11/08/2017 14:11 SAST | Updated 11/08/2017 14:12 SAST

Senzo Meyiwa, Lucky Dube, Mandla Hlatshwayo, Dumi Masilela... Crime Has Robbed Us Of Great Talents And It Must Stop

💔 💔 💔

Siphiwe Sibeko / Reuters
Police officers carry the casket of South African national soccer captain and goalkeeper Senzo Meyiwa at his funeral service in Durban on November 1 2014.

The thing about crime is that it hits when we least expect it, and it has a tendency to leave us feeling shattered.

South Africa has lost some of its great talents to criminals.

In 2007, Lucky Dube was killed in a botched hijacking.

His killers were sentenced to life imprisonment in 2009.

Former Bafana Bafana goalkeeper and Orlando Pirates captain Senzo Meyiwa was shot dead on October 26 2014, at the home of his girlfriend, Kelly Khumalo, in Vosloorus.

His killers are still on the loose.

Read: Can We Please Stop Vilifying Kelly Khumalo?

Earlier this year, former Generations actor and radio DJ Mandla Hlatshwayo and one of his friends were shot and killed outside a pub when they responded to a call for help from women who were allegedly being attacked outside by robbers in Pimville, Soweto.

Also read: What Mandla Hlatshwayo's Family Will Miss The Most About Him

Days later, four men suspected to have killed the duo were arrested.

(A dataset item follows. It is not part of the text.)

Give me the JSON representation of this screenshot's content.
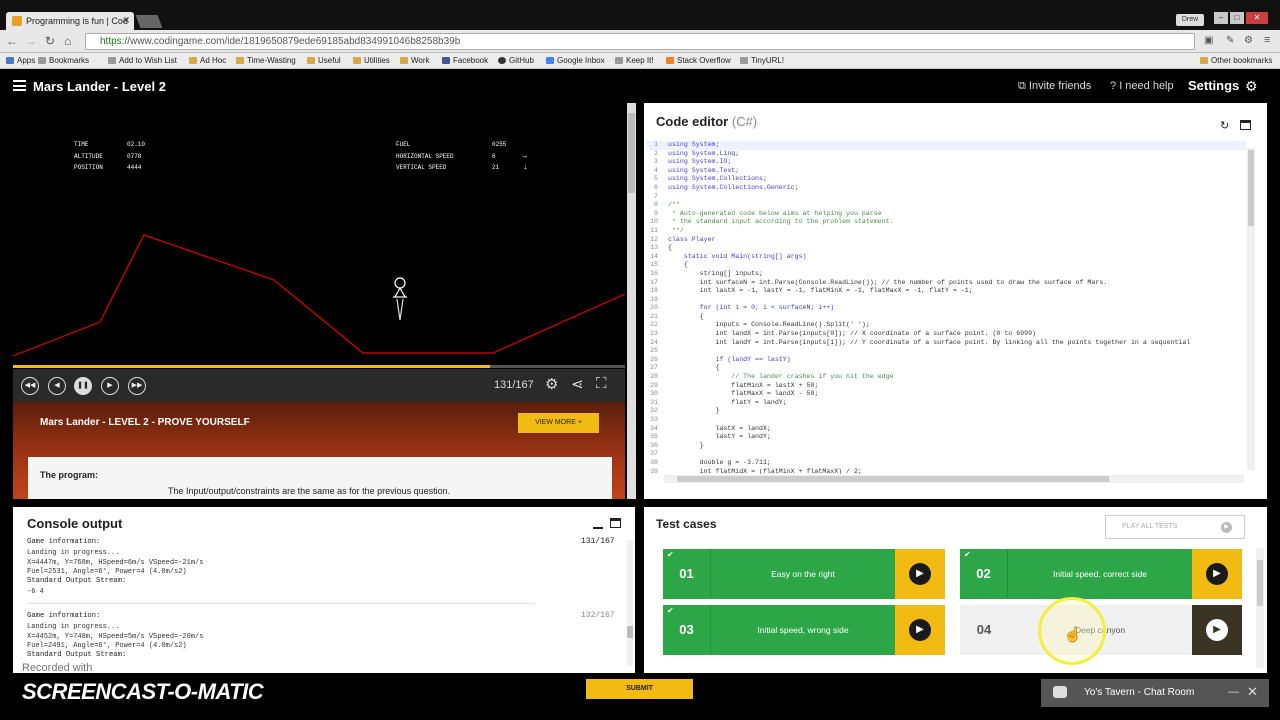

Last week, South Africa woke up to the news that actor and musician Dumi Masilela had been killed.

He was shot in an attempted hijacking in Tembisa and later died in hospital during surgery.

Also read: No Arrests Yet For Dumi Masilela's Killers -- He Will Be Laid To Rest On Saturday

Reacting to Masilela's murder, Police Minister Fikile Mbalula said he was saddened by the way in which brutality robs the country of its talents.

Actress and events guru Sophie Ndaba previously told HuffPost SA that celebrities are not immune to crime.

"The rate at which South Africa is losing both talented artists and ordinary people to crime is alarming. The thing is, crime levels in the general society are at an alarming rate and as celebrities, we are not immune to that. We are part of the general society and are exposed to the same risk and challenges faced by fellow members of society as far as crime is concerned," said Ndaba.

She added: "I know that when a hijacker attacks you, they don't look at your face. They are there on a mission and they will take what they want before looking at you and maybe realise it at a later stage, when your story hits the news, that it was actually a celebrity they attacked. So I think celebs are in just as much danger as other people in the communities we live in."